··· RECORDED INFORMATION

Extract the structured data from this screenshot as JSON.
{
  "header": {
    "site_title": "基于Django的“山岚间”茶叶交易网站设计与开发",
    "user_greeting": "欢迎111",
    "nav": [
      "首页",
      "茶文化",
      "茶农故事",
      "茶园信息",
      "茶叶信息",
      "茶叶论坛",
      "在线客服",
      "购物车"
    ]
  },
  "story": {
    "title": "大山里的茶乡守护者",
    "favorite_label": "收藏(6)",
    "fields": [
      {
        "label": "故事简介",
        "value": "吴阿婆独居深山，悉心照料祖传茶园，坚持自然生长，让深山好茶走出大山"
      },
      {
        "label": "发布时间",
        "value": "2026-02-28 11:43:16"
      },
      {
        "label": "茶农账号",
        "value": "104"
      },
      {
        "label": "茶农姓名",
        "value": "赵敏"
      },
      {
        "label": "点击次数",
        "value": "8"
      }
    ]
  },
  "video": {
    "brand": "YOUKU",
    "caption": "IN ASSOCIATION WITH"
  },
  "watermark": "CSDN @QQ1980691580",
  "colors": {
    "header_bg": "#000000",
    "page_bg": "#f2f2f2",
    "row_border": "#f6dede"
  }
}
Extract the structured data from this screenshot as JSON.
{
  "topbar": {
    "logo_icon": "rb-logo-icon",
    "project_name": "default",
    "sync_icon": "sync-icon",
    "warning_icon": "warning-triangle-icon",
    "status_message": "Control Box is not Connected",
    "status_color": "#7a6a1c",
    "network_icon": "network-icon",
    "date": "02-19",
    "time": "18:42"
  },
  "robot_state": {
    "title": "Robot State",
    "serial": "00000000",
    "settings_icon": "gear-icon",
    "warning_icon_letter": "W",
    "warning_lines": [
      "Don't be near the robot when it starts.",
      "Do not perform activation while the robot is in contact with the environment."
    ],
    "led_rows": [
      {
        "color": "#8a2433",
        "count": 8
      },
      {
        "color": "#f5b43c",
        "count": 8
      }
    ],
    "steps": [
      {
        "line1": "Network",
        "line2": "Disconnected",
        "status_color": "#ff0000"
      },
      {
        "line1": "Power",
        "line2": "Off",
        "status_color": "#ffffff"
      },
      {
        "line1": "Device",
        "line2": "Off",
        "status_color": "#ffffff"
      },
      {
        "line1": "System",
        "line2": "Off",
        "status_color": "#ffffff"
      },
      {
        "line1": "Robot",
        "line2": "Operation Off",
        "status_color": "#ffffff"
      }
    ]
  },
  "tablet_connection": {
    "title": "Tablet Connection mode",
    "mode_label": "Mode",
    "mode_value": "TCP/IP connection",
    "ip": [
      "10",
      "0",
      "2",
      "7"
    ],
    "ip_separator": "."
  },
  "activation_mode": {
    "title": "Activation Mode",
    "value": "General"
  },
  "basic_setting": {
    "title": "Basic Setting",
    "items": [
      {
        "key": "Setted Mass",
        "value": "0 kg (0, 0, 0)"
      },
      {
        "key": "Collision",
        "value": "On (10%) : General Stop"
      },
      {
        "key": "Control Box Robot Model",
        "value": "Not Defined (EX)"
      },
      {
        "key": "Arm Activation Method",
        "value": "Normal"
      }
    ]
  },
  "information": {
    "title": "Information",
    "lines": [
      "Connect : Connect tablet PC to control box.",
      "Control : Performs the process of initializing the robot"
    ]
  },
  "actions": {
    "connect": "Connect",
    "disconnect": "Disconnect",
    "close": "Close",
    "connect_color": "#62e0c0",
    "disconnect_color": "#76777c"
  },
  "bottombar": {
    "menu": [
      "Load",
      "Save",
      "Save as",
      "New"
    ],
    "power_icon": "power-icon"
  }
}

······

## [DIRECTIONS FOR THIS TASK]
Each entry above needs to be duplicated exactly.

## [REPLY TO THE EXERCISE]
Extract the structured data from this screenshot as JSON.
{
  "header": {
    "site_title": "基于Django的“山岚间”茶叶交易网站设计与开发",
    "user_greeting": "欢迎111",
    "nav": [
      "首页",
      "茶文化",
      "茶农故事",
      "茶园信息",
      "茶叶信息",
      "茶叶论坛",
      "在线客服",
      "购物车"
    ]
  },
  "story": {
    "title": "大山里的茶乡守护者",
    "favorite_label": "收藏(6)",
    "fields": [
      {
        "label": "故事简介",
        "value": "吴阿婆独居深山，悉心照料祖传茶园，坚持自然生长，让深山好茶走出大山"
      },
      {
        "label": "发布时间",
        "value": "2026-02-28 11:43:16"
      },
      {
        "label": "茶农账号",
        "value": "104"
      },
      {
        "label": "茶农姓名",
        "value": "赵敏"
      },
      {
        "label": "点击次数",
        "value": "8"
      }
    ]
  },
  "video": {
    "brand": "YOUKU",
    "caption": "IN ASSOCIATION WITH"
  },
  "watermark": "CSDN @QQ1980691580",
  "colors": {
    "header_bg": "#000000",
    "page_bg": "#f2f2f2",
    "row_border": "#f6dede"
  }
}
Extract the structured data from this screenshot as JSON.
{
  "topbar": {
    "logo_icon": "rb-logo-icon",
    "project_name": "default",
    "sync_icon": "sync-icon",
    "warning_icon": "warning-triangle-icon",
    "status_message": "Control Box is not Connected",
    "status_color": "#7a6a1c",
    "network_icon": "network-icon",
    "date": "02-19",
    "time": "18:42"
  },
  "robot_state": {
    "title": "Robot State",
    "serial": "00000000",
    "settings_icon": "gear-icon",
    "warning_icon_letter": "W",
    "warning_lines": [
      "Don't be near the robot when it starts.",
      "Do not perform activation while the robot is in contact with the environment."
    ],
    "led_rows": [
      {
        "color": "#8a2433",
        "count": 8
      },
      {
        "color": "#f5b43c",
        "count": 8
      }
    ],
    "steps": [
      {
        "line1": "Network",
        "line2": "Disconnected",
        "status_color": "#ff0000"
      },
      {
        "line1": "Power",
        "line2": "Off",
        "status_color": "#ffffff"
      },
      {
        "line1": "Device",
        "line2": "Off",
        "status_color": "#ffffff"
      },
      {
        "line1": "System",
        "line2": "Off",
        "status_color": "#ffffff"
      },
      {
        "line1": "Robot",
        "line2": "Operation Off",
        "status_color": "#ffffff"
      }
    ]
  },
  "tablet_connection": {
    "title": "Tablet Connection mode",
    "mode_label": "Mode",
    "mode_value": "TCP/IP connection",
    "ip": [
      "10",
      "0",
      "2",
      "7"
    ],
    "ip_separator": "."
  },
  "activation_mode": {
    "title": "Activation Mode",
    "value": "General"
  },
  "basic_setting": {
    "title": "Basic Setting",
    "items": [
      {
        "key": "Setted Mass",
        "value": "0 kg (0, 0, 0)"
      },
      {
        "key": "Collision",
        "value": "On (10%) : General Stop"
      },
      {
        "key": "Control Box Robot Model",
        "value": "Not Defined (EX)"
      },
      {
        "key": "Arm Activation Method",
        "value": "Normal"
      }
    ]
  },
  "information": {
    "title": "Information",
    "lines": [
      "Connect : Connect tablet PC to control box.",
      "Control : Performs the process of initializing the robot"
    ]
  },
  "actions": {
    "connect": "Connect",
    "disconnect": "Disconnect",
    "close": "Close",
    "connect_color": "#62e0c0",
    "disconnect_color": "#76777c"
  },
  "bottombar": {
    "menu": [
      "Load",
      "Save",
      "Save as",
      "New"
    ],
    "power_icon": "power-icon"
  }
}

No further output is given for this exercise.